All pretransfusion crossmatches were negative. No acute transfusion reactions were observed during the study. In total, 76% of the dogs developed a positive crossmatch following transfusion; 57% developed in ≤4 days, with one developing as early as 12 hours posttransfusion. 

Results of this study emphasize the importance of using crossmatch-compatible blood, especially in patients with prior transfusion history. Transfusion of foreign antigen can result in elevated antibody titers in alloantibody-naive patients, leading to a decreased lifespan of transfused erythrocytes, delayed transfusion reactions, and increased risk for reaction at subsequent transfusions.3,4 Novel antigens (eg, Dal, Kai 1 and 2) have been identified in dogs with natural alloantibodies, and acute hemolytic transfusion reactions related to these antigens have been documented in transfusion-naive dogs.5,6 Point-of-care testing for these antigens is unavailable and clinical significance is unknown, further highlighting the importance of crossmatching recipients to donor blood products. Standard of care may need to be adjusted to include crossmatch prior to all transfusions, including in transfusion-naive dogs.

… The Takeaways

Key pearls to put into practice:

  • Crossmatching is typically performed only when initial transfusion occurred >4 days prior or transfusion history is unknown. Results from this study demonstrate alloantibody formation ≤4 days after transfusion, suggesting crossmatching should be performed prior to any subsequent transfusion.

  • Safe transfusion protocols, including standardized pretransfusion testing, transfusion administration, and monitoring protocols, are critical.

  • Blood typing and crossmatching with administration of type-specific and crossmatch-compatible blood is the standard of care. Efficient and reliable point-of-care tests for this purpose are widely available.

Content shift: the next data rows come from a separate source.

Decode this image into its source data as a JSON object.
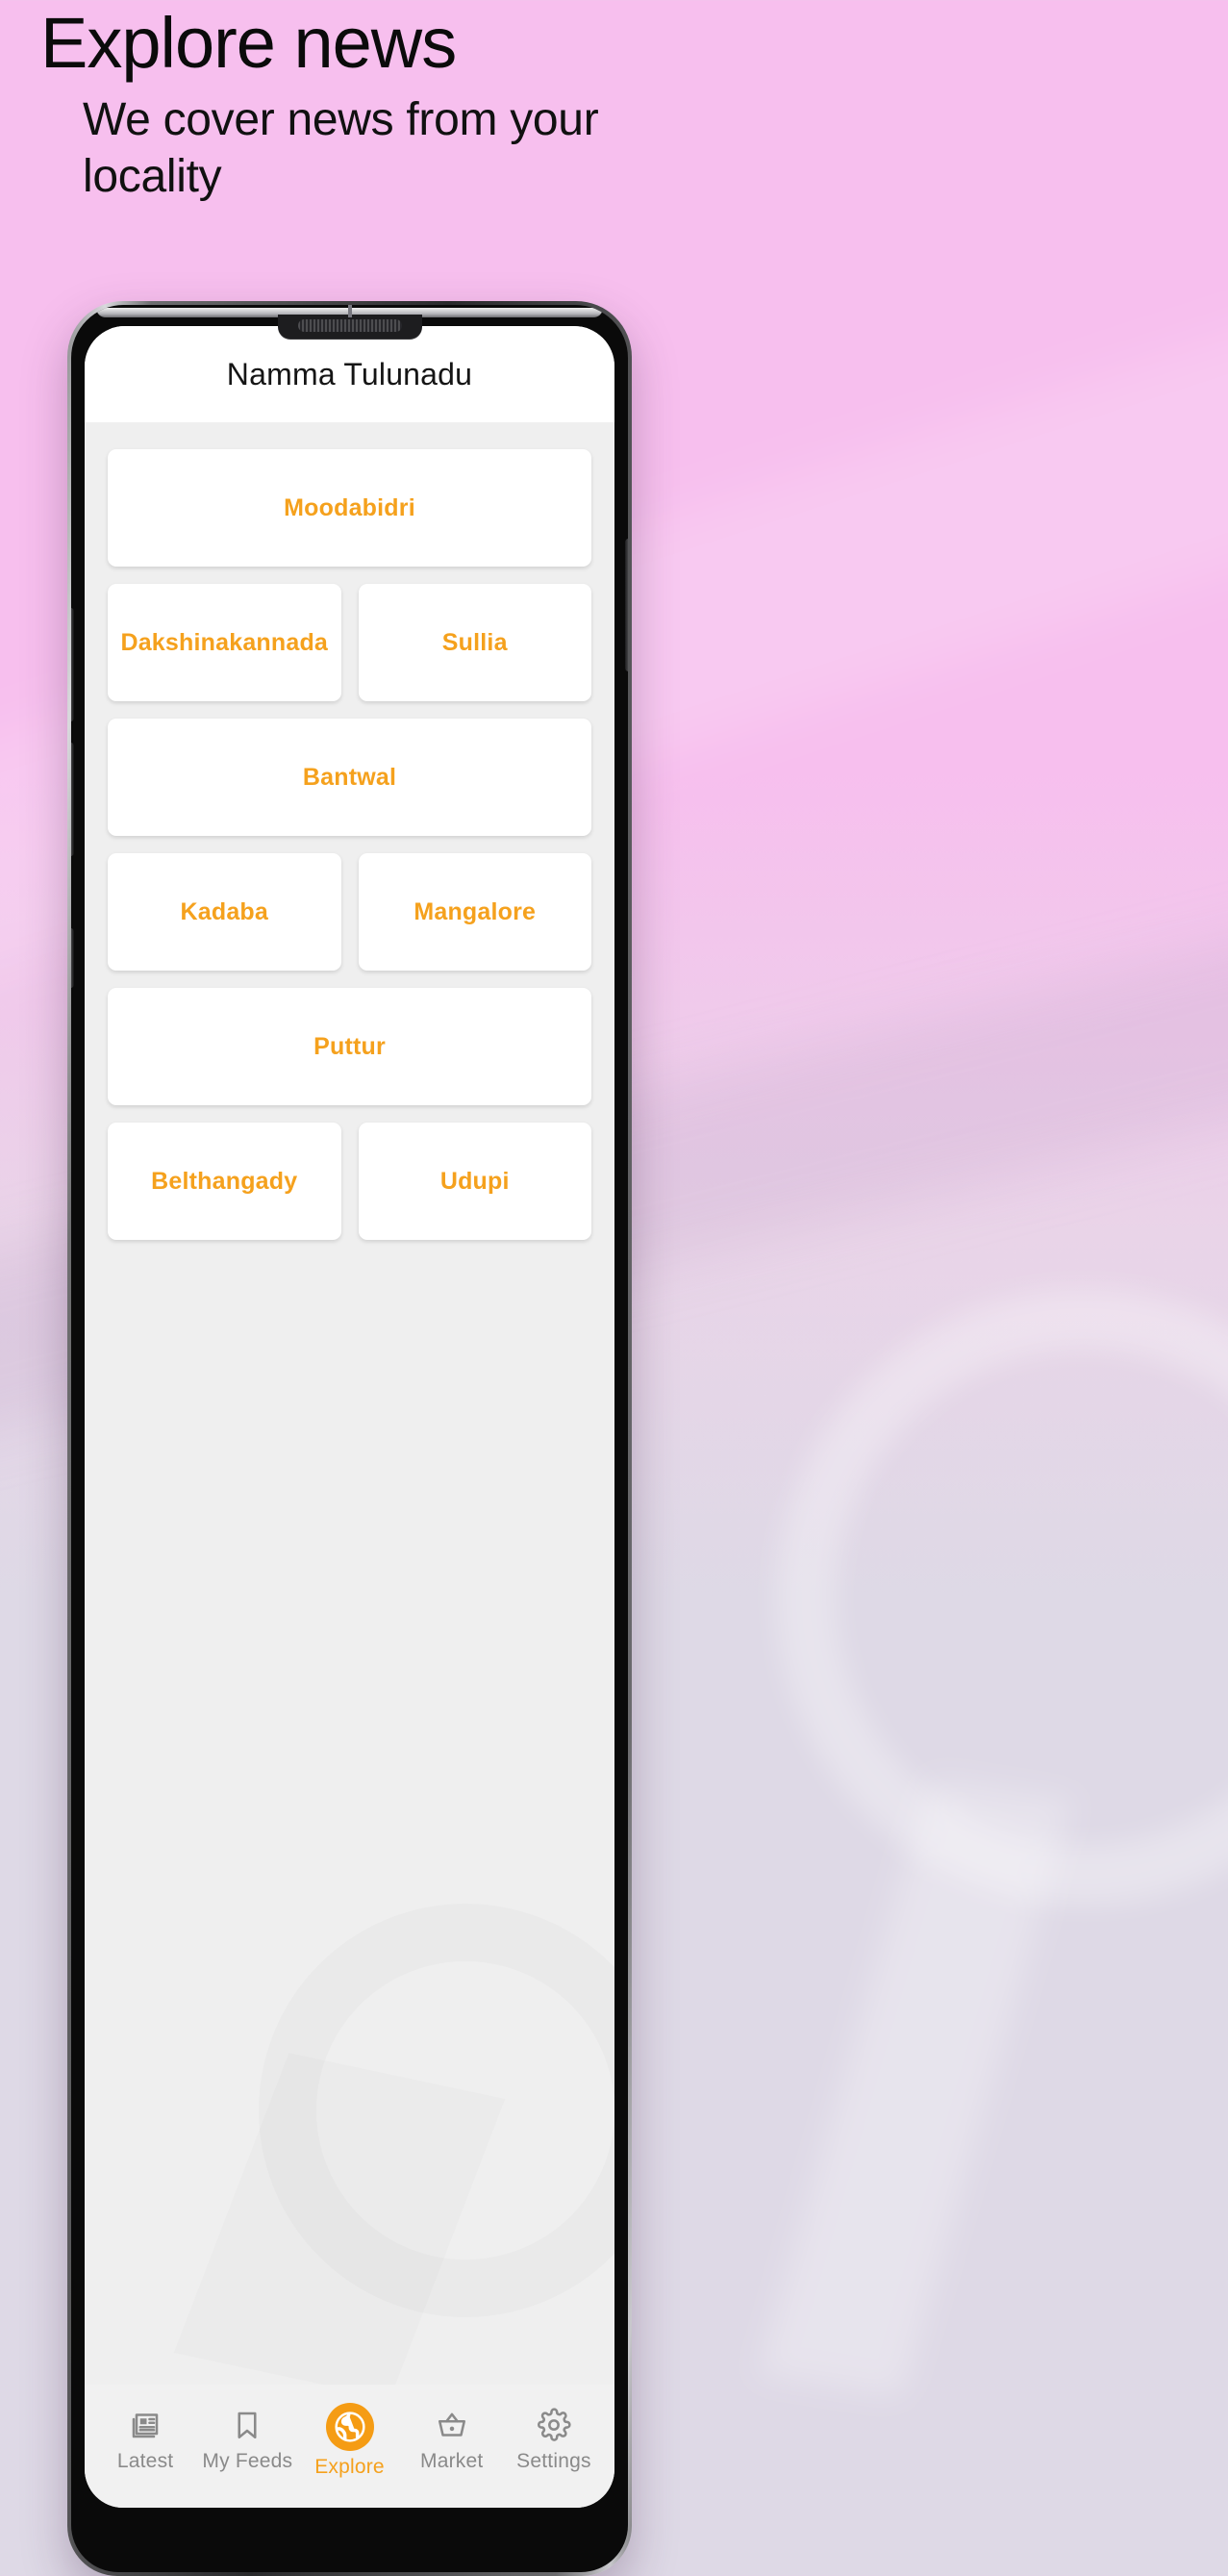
{
  "page": {
    "headline": "Explore news",
    "subheadline": "We cover news from your locality",
    "background_top_color": "#f7bfee",
    "background_bottom_color": "#ded9e6"
  },
  "app": {
    "title": "Namma Tulunadu",
    "accent_color": "#f5a11d",
    "screen_background": "#efefef",
    "appbar_background": "#ffffff"
  },
  "explore": {
    "rows": [
      {
        "cards": [
          {
            "label": "Moodabidri"
          }
        ]
      },
      {
        "cards": [
          {
            "label": "Dakshinakannada"
          },
          {
            "label": "Sullia"
          }
        ]
      },
      {
        "cards": [
          {
            "label": "Bantwal"
          }
        ]
      },
      {
        "cards": [
          {
            "label": "Kadaba"
          },
          {
            "label": "Mangalore"
          }
        ]
      },
      {
        "cards": [
          {
            "label": "Puttur"
          }
        ]
      },
      {
        "cards": [
          {
            "label": "Belthangady"
          },
          {
            "label": "Udupi"
          }
        ]
      }
    ]
  },
  "bottom_nav": {
    "items": [
      {
        "label": "Latest",
        "icon": "newspaper-icon",
        "active": false
      },
      {
        "label": "My Feeds",
        "icon": "bookmark-icon",
        "active": false
      },
      {
        "label": "Explore",
        "icon": "globe-icon",
        "active": true
      },
      {
        "label": "Market",
        "icon": "basket-icon",
        "active": false
      },
      {
        "label": "Settings",
        "icon": "gear-icon",
        "active": false
      }
    ]
  }
}
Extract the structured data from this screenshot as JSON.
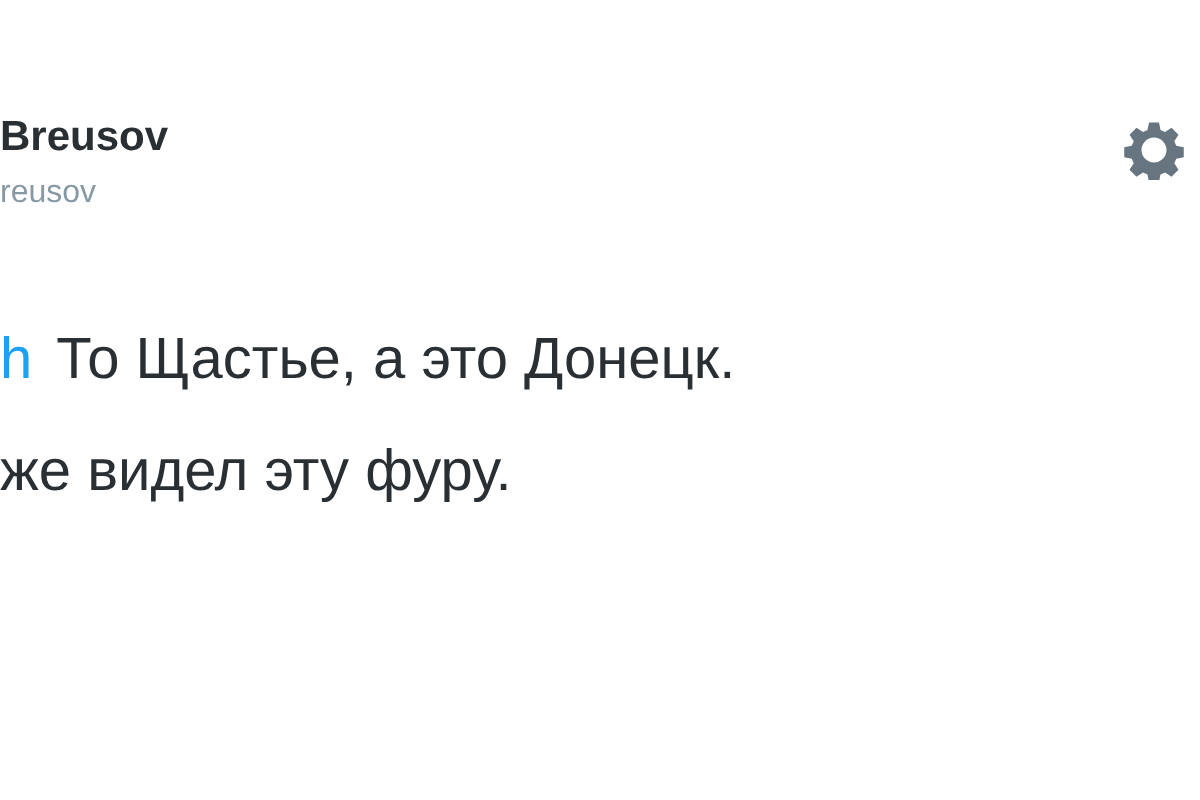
{
  "author": {
    "name": "Breusov",
    "handle": "reusov"
  },
  "tweet": {
    "mention": "h",
    "lines": [
      "То Щастье, а это Донецк.",
      "же видел эту фуру."
    ]
  }
}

  • Transfusion stewardship includes donor screening, aseptic blood collection, clear and correct labeling of blood products, appropriate storage, pretransfusion testing, double-signature verification of transfusion products and recipients, and close monitoring of patients during and after transfusion.